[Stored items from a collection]
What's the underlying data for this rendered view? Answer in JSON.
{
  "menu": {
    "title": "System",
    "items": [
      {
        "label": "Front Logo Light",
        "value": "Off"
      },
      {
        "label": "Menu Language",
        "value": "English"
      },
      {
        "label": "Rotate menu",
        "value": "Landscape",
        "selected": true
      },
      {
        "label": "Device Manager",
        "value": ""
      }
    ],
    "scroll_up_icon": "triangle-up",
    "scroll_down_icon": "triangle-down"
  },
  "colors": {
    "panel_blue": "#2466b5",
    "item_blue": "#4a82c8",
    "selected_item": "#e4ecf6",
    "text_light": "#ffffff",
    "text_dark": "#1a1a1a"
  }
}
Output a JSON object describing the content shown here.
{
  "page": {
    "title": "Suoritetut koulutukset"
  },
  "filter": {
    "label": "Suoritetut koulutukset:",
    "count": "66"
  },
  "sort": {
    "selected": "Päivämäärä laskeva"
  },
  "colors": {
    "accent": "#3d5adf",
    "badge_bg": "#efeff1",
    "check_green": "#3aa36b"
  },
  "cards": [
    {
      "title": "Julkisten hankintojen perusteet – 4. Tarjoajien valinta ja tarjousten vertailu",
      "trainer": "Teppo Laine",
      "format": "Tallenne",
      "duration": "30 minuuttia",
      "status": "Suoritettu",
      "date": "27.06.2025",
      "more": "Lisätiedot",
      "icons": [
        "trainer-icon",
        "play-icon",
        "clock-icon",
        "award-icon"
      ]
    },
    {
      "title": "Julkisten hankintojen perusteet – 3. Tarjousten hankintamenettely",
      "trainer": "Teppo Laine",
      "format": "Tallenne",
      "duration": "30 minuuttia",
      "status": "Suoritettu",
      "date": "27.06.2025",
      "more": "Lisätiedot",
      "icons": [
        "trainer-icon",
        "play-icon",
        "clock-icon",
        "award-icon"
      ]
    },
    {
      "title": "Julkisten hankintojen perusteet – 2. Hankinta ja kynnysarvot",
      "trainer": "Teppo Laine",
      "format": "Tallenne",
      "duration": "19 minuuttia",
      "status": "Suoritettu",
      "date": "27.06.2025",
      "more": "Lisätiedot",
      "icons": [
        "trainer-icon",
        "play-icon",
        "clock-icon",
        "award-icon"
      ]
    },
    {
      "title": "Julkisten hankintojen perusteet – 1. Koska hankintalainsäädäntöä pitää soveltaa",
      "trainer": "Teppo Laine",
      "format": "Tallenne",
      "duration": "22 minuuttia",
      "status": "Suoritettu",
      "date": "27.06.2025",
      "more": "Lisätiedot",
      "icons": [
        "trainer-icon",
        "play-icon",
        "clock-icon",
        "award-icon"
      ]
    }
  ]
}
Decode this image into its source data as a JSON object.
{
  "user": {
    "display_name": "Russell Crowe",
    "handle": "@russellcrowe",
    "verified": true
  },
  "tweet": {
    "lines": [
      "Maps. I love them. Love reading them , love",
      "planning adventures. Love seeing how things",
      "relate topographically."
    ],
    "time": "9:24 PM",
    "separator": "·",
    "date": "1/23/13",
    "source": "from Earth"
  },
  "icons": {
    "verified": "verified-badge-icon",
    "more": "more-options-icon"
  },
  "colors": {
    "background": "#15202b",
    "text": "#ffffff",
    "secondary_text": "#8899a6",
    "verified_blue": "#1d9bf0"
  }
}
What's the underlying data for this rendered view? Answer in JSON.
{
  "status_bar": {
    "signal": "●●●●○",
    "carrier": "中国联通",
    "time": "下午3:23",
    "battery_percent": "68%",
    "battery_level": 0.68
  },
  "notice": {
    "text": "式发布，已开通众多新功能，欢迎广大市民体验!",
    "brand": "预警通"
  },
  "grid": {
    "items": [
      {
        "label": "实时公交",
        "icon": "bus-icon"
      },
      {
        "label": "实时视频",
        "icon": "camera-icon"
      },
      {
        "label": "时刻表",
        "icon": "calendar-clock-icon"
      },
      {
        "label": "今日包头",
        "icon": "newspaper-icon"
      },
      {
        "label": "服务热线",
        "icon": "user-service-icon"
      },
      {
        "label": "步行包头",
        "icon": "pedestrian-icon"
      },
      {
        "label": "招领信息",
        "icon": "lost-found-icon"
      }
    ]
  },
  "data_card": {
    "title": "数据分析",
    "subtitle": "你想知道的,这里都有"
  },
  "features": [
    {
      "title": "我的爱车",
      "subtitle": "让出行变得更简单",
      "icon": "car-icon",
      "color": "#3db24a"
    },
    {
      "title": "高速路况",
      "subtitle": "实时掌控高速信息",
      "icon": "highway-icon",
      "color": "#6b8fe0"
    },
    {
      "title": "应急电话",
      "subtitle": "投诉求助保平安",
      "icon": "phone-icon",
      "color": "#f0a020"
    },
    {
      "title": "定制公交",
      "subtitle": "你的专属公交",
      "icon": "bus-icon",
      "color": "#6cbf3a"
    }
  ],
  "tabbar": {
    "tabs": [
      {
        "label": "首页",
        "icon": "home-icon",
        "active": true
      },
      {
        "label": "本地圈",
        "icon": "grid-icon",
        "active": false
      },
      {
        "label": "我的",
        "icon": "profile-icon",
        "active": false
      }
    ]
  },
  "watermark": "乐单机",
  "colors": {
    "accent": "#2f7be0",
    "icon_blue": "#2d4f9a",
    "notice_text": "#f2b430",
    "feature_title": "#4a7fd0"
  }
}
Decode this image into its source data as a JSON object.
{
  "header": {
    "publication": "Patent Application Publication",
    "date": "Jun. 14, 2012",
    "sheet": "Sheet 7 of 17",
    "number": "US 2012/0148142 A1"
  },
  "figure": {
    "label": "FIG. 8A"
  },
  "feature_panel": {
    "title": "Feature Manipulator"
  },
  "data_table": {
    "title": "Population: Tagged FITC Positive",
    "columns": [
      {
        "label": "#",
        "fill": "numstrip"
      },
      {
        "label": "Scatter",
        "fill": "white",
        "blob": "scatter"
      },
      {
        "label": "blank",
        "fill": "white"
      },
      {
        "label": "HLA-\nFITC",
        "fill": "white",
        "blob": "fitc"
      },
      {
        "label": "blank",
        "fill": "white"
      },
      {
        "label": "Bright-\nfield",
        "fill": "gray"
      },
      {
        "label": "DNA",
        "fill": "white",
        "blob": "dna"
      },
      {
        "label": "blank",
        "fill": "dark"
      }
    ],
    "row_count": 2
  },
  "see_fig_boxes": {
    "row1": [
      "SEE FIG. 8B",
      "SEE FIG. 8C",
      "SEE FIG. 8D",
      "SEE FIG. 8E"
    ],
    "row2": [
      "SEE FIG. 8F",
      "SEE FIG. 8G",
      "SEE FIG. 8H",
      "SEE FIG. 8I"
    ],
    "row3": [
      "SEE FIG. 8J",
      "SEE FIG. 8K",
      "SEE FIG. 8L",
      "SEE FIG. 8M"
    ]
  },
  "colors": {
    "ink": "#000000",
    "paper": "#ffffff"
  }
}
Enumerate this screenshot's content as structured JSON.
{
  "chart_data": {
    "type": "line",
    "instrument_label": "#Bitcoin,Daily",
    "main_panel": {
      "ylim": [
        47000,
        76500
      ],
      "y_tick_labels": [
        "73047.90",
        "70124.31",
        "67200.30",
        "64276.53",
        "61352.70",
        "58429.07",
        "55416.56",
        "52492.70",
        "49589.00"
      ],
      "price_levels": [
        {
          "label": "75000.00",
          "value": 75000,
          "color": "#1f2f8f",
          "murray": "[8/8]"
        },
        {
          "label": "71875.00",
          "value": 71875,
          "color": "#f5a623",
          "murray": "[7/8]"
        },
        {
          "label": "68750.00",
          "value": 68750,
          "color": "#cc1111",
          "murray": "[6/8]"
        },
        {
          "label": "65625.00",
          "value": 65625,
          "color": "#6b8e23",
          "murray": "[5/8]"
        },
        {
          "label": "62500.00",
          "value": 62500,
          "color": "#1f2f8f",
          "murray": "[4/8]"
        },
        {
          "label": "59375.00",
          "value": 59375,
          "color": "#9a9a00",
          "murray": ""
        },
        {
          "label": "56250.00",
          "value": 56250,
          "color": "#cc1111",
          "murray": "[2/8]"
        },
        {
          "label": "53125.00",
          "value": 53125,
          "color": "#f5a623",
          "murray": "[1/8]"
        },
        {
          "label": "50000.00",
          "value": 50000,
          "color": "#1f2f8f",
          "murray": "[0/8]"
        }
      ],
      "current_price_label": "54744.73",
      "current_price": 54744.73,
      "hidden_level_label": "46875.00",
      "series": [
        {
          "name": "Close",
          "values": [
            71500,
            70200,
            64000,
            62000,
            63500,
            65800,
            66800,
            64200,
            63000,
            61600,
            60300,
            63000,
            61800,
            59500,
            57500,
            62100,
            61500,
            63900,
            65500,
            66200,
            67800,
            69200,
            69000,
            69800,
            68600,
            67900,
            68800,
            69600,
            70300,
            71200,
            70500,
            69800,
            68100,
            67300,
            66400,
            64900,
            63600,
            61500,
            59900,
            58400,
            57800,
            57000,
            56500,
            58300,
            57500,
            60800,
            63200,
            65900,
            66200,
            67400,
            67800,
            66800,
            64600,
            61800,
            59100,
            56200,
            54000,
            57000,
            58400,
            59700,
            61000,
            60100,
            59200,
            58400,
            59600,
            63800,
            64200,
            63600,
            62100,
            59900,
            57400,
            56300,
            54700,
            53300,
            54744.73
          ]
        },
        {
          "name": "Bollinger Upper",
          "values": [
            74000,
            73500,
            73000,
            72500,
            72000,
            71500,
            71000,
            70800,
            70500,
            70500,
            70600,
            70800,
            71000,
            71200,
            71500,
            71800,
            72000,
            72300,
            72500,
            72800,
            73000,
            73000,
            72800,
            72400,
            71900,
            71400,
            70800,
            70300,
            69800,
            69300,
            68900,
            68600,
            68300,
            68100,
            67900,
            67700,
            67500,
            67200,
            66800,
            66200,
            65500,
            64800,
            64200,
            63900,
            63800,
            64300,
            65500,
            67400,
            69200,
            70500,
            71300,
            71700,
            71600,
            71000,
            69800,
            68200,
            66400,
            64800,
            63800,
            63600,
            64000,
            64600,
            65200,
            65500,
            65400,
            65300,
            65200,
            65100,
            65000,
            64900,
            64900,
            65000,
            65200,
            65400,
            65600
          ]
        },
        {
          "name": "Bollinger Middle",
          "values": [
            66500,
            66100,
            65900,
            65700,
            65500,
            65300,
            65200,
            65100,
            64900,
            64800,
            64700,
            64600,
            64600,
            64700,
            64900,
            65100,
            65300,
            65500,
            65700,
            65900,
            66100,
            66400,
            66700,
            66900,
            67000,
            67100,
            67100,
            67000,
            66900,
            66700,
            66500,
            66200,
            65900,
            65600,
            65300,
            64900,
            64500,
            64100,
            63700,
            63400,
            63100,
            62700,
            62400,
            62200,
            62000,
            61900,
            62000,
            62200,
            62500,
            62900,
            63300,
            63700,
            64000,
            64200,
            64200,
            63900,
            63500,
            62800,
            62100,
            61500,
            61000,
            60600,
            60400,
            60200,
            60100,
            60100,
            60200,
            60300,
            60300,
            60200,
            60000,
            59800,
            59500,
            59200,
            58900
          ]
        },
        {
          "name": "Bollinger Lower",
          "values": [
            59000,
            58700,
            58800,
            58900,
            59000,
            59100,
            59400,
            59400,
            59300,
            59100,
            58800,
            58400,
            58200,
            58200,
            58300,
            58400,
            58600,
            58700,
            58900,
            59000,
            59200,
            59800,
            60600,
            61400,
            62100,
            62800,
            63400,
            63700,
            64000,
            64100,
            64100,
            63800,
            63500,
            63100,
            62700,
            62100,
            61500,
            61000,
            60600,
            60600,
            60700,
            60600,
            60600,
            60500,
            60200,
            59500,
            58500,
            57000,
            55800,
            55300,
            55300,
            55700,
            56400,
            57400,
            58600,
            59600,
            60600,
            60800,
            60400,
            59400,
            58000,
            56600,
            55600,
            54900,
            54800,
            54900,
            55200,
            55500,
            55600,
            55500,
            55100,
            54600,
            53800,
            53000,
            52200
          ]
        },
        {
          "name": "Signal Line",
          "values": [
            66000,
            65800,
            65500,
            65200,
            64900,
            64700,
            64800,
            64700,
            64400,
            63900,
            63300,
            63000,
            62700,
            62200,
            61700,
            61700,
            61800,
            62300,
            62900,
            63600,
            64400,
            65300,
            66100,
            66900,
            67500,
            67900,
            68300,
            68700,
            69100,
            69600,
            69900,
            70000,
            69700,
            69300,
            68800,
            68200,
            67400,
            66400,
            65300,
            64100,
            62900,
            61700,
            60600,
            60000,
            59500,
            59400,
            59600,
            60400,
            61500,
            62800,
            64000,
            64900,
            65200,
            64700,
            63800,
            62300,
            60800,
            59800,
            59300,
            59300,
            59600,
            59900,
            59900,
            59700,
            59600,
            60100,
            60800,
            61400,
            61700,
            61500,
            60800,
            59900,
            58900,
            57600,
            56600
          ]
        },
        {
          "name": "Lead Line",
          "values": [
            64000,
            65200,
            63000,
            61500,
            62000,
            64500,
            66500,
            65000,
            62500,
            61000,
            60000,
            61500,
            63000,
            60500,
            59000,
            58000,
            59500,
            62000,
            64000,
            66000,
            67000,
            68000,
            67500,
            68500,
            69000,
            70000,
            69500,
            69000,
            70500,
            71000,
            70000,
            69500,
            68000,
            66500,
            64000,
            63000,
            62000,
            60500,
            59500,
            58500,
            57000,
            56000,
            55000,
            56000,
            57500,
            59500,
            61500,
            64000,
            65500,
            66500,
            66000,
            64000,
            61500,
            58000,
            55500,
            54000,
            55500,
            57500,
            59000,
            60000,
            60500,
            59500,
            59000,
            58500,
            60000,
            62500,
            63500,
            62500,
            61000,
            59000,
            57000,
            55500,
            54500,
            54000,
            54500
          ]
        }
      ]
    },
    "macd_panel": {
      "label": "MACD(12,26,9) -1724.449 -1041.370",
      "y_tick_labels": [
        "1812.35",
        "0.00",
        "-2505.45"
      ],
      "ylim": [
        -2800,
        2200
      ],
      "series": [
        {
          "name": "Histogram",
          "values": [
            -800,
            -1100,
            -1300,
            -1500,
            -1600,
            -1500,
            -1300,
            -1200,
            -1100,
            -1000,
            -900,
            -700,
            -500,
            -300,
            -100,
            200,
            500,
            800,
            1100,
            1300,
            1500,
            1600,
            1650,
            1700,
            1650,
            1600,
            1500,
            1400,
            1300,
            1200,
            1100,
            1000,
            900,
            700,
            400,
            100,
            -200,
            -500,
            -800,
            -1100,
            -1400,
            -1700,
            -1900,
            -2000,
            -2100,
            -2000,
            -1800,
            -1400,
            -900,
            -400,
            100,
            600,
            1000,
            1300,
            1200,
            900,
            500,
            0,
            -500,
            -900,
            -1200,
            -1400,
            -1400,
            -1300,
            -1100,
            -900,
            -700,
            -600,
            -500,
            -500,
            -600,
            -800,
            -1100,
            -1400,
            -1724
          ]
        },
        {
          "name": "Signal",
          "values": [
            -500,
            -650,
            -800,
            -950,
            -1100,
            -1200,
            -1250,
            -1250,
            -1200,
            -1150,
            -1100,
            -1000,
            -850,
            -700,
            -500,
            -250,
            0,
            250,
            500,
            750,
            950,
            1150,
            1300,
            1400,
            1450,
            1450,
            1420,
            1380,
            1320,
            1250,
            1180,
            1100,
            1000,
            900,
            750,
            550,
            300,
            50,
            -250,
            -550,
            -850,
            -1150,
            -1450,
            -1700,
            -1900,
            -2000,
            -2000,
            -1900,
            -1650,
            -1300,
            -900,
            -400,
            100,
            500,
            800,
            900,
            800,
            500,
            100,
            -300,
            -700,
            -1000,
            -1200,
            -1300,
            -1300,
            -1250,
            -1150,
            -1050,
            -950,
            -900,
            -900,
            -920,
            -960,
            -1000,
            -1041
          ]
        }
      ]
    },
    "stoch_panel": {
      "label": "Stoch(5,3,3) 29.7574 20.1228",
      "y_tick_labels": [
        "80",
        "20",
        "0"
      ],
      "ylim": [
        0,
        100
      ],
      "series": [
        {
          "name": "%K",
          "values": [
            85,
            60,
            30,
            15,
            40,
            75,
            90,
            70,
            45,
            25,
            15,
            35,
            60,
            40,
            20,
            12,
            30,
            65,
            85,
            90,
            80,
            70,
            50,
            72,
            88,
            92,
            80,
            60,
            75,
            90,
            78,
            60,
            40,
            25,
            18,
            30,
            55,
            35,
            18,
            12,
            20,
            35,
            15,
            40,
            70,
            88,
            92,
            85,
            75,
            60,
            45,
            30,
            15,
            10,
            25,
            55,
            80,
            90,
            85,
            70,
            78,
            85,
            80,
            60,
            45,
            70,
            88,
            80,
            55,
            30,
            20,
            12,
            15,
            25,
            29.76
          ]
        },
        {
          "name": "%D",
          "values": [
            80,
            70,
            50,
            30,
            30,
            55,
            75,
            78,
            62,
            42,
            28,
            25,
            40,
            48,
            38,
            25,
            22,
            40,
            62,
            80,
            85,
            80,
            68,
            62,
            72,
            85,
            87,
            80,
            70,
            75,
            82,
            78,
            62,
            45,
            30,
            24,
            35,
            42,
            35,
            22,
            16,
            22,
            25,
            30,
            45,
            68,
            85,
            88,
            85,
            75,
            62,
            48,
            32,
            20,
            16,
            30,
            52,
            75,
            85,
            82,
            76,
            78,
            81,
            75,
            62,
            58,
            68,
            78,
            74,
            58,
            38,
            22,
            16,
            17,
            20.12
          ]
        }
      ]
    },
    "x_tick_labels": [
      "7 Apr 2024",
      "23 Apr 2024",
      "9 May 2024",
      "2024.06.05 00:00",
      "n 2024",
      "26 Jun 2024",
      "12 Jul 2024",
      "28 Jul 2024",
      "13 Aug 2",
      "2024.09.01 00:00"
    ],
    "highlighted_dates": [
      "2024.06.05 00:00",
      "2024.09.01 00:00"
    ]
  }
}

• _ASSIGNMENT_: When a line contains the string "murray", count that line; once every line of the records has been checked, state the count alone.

• _WORKED SOLUTION_: 9